(Web page and app entries)
-- Opening Marker --

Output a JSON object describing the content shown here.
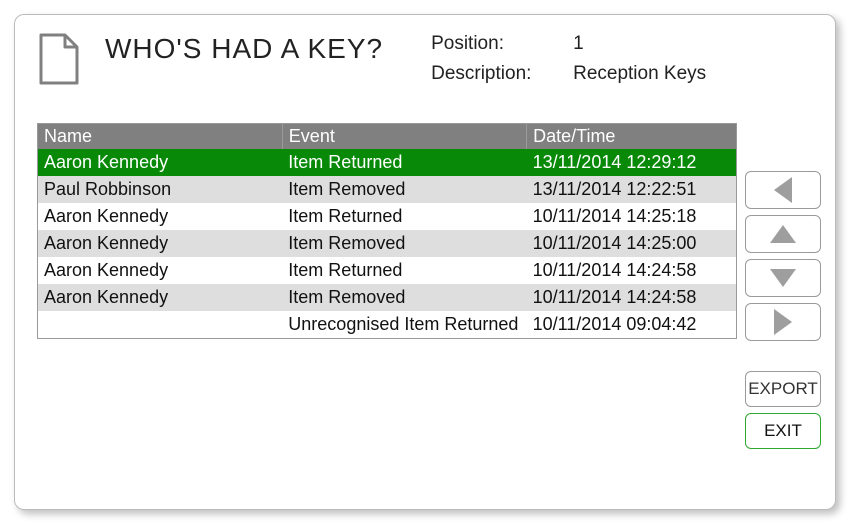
{
  "page": {
    "title": "WHO'S HAD A KEY?",
    "icon": "document-icon"
  },
  "meta": {
    "position_label": "Position:",
    "position_value": "1",
    "description_label": "Description:",
    "description_value": "Reception Keys"
  },
  "table": {
    "headers": {
      "name": "Name",
      "event": "Event",
      "datetime": "Date/Time"
    },
    "rows": [
      {
        "name": "Aaron Kennedy",
        "event": "Item Returned",
        "datetime": "13/11/2014 12:29:12",
        "selected": true
      },
      {
        "name": "Paul Robbinson",
        "event": "Item Removed",
        "datetime": "13/11/2014 12:22:51",
        "selected": false
      },
      {
        "name": "Aaron Kennedy",
        "event": "Item Returned",
        "datetime": "10/11/2014 14:25:18",
        "selected": false
      },
      {
        "name": "Aaron Kennedy",
        "event": "Item Removed",
        "datetime": "10/11/2014 14:25:00",
        "selected": false
      },
      {
        "name": "Aaron Kennedy",
        "event": "Item Returned",
        "datetime": "10/11/2014 14:24:58",
        "selected": false
      },
      {
        "name": "Aaron Kennedy",
        "event": "Item Removed",
        "datetime": "10/11/2014 14:24:58",
        "selected": false
      },
      {
        "name": "",
        "event": "Unrecognised Item Returned",
        "datetime": "10/11/2014 09:04:42",
        "selected": false
      }
    ]
  },
  "controls": {
    "left_icon": "triangle-left-icon",
    "up_icon": "triangle-up-icon",
    "down_icon": "triangle-down-icon",
    "right_icon": "triangle-right-icon",
    "export_label": "EXPORT",
    "exit_label": "EXIT"
  },
  "colors": {
    "header_bg": "#808080",
    "row_alt_bg": "#dedede",
    "row_selected_bg": "#088a08",
    "exit_border": "#2fa82f"
  }
}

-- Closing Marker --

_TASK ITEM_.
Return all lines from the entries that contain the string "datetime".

_YOUR SOLUTION_.
      "datetime": "Date/Time"
        "datetime": "13/11/2014 12:29:12",
        "datetime": "13/11/2014 12:22:51",
        "datetime": "10/11/2014 14:25:18",
        "datetime": "10/11/2014 14:25:00",
        "datetime": "10/11/2014 14:24:58",
        "datetime": "10/11/2014 14:24:58",
        "datetime": "10/11/2014 09:04:42",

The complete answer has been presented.